in an article about shackling, an illustration of women in prison

The Shackling of Pregnant Women in U.S. Prisons Is a Human Rights Crisis

The demeaning, dehumanizing practice strips incarcerated mothers of their dignity, safety and comfort during one of their most vulnerable moments.
September 7, 2022
5 mins read

In 2020, over 225,000 women were incarcerated in the United States; of those women, only approximately 15% were in institutions where they would not be legally subjected to shackling during pregnancy, labor and postpartum recovery. Despite its archaic nature, the shackling of incarcerated pregnant women remains a legal practice in countless prisons and jails across the U.S. In fact, more than a dozen states have no existing laws that prevent the physical restraint of incarcerated women during labor. Though it comes with few legal repercussions, the shackling of incarcerated women is highly dangerous and immoral. Undoubtedly, this demeaning and dehumanizing practice strips pregnant women of their dignity, safety and comfort in their most vulnerable, defenseless moments.

Rationale for Shackling 

Shackling is often cited as a mechanism to prevent female prisoners from attempting to flee a medical facility, and therefore, escaping incarceration. In other instances, shackling is justified as a means of protecting medical staff and correctional officers. At first glance, these explanations may appear to be logically sound and evidence-based. However, in reality, the opposite is true. There is a complete lack of data suggesting that any woman has ever escaped from custody before or during childbirth. Time and time again, evidence has indicated that shackling is a wholly unnecessary precaution. Ultimately, the only purpose that shackling serves during childbirth is to degrade, humiliate and traumatize vulnerable women.

Dangers of Shackling 

Shackling pregnant women is not only an inhumane practice, but it is a highly dangerous one as well. Restraining a woman during pregnancy and childbirth severely threatens her mental and physical safety. Additionally, shackling presents an array of high-risk medical complications. Incarcerated pregnant women are often shackled while being transported to medical care facilities, and even after being admitted to a hospital, they are frequently shackled during childbirth, as well as during postpartum recovery. While the exact numbers are unknown, some incarcerated women are shackled at the wrists and ankles while giving birth. In extreme cases, women in labor are shackled across their stomachs.

Shackles can significantly increase the pain, stress and discomfort a woman experiences while giving birth. After being shackled during childbirth, some incarcerated mothers have reported adverse mental health consequences, such as anguish, insomnia and post-traumatic stress disorder. Women who give birth in prison are already at a higher risk of postpartum depression, and shackling during childbirth likely only exacerbates this risk.

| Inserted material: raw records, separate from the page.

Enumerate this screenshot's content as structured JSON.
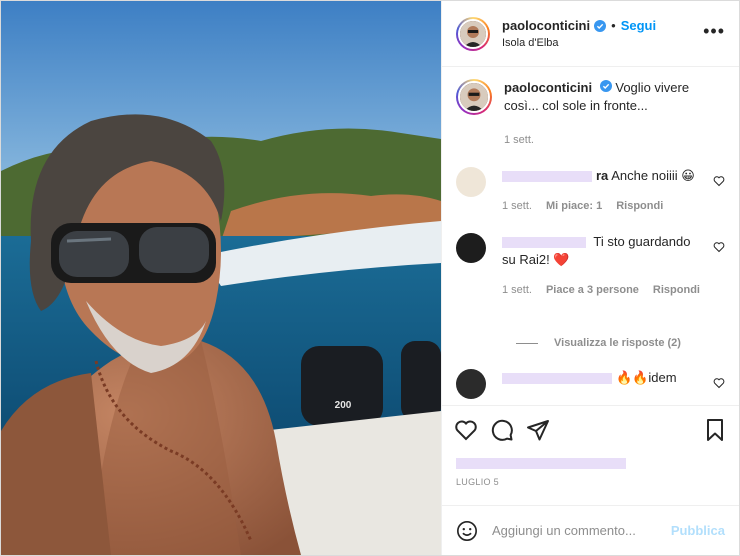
{
  "post": {
    "username": "paoloconticini",
    "follow_label": "Segui",
    "separator": "•",
    "location": "Isola d'Elba",
    "more_label": "•••",
    "caption": "Voglio vivere così... col sole in fronte...",
    "caption_time": "1 sett.",
    "date": "LUGLIO 5"
  },
  "media": {
    "boat_engine_label": "200"
  },
  "comments": [
    {
      "username_visible": "ra",
      "text": "Anche noiiii 😀",
      "time": "1 sett.",
      "likes": "Mi piace: 1",
      "reply": "Rispondi"
    },
    {
      "username_visible": "",
      "text": "Ti sto guardando su Rai2! ❤️",
      "time": "1 sett.",
      "likes": "Piace a 3 persone",
      "reply": "Rispondi"
    },
    {
      "username_visible": "",
      "text": "🔥🔥idem"
    }
  ],
  "view_replies": "Visualizza le risposte (2)",
  "add_comment": {
    "placeholder": "Aggiungi un commento...",
    "publish": "Pubblica"
  },
  "colors": {
    "link": "#0095f6",
    "publish_disabled": "#b2dffc",
    "verified": "#3897f0",
    "heart_red": "#ed4956"
  },
  "icons": [
    "verified-badge-icon",
    "heart-icon",
    "comment-icon",
    "share-icon",
    "bookmark-icon",
    "emoji-icon"
  ]
}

Shackles can also prevent medical personnel from properly caring for patients. In the case of an emergency, correctional officers have to release a patient from her shackles before she can be adequately assessed and treated by doctors. In and of itself, this situation serves as proof that shackles create a severe liability, potentially delaying or preventing patients from receiving emergency medical care. Some physicians have reported not being able to give incarcerated patients an epidural due to the interference of shackles.

Shackling a pregnant woman also presents a high-risk situation for the fetus she is carrying. In fact, evidence indicates that shackling during the late stages of pregnancy and labor increases the likelihood of miscarriage. Furthermore, as noted above, shackles can prevent medical personnel from properly caring for patients, which can in turn pose medical risks to the fetus. Medical experts also say that impaired mobility prior to giving birth can result in delayed labor, potentially jeopardizing a healthy delivery.

A Need for Change

Unfortunately, imprisoned women are marginalized, and their needs are often overlooked in medical contexts. The inhumanity of the treatment they receive while pregnant is truly startling. In particular, shackling is a clearly unethical and dangerous practice that jeopardizes the physical safety and mental well-being of pregnant women in prison, as well as the health of their babies. To ensure the fair treatment of incarcerated mothers, shackling and physical restraint during labor must be universally recognized as inhumane and should be discontinued. This would represent an improvement in the humanity of care provided to incarcerated pregnant women, help to protect the fetuses as they enter the world and minimize the risk of major psychological and physical harm for these women and their children.

Nora Weiss, George Washington University

Writer Profile

Nora Weiss

George Washington University
Political Science, Psychology

Nora Weiss is a rising junior at George Washington University. Writing has been a lifelong passion and tool for self-expression for Nora, and she is very excited to be part of the Study Breaks team.

Leave a Reply

Your email address will not be published.

Don't Miss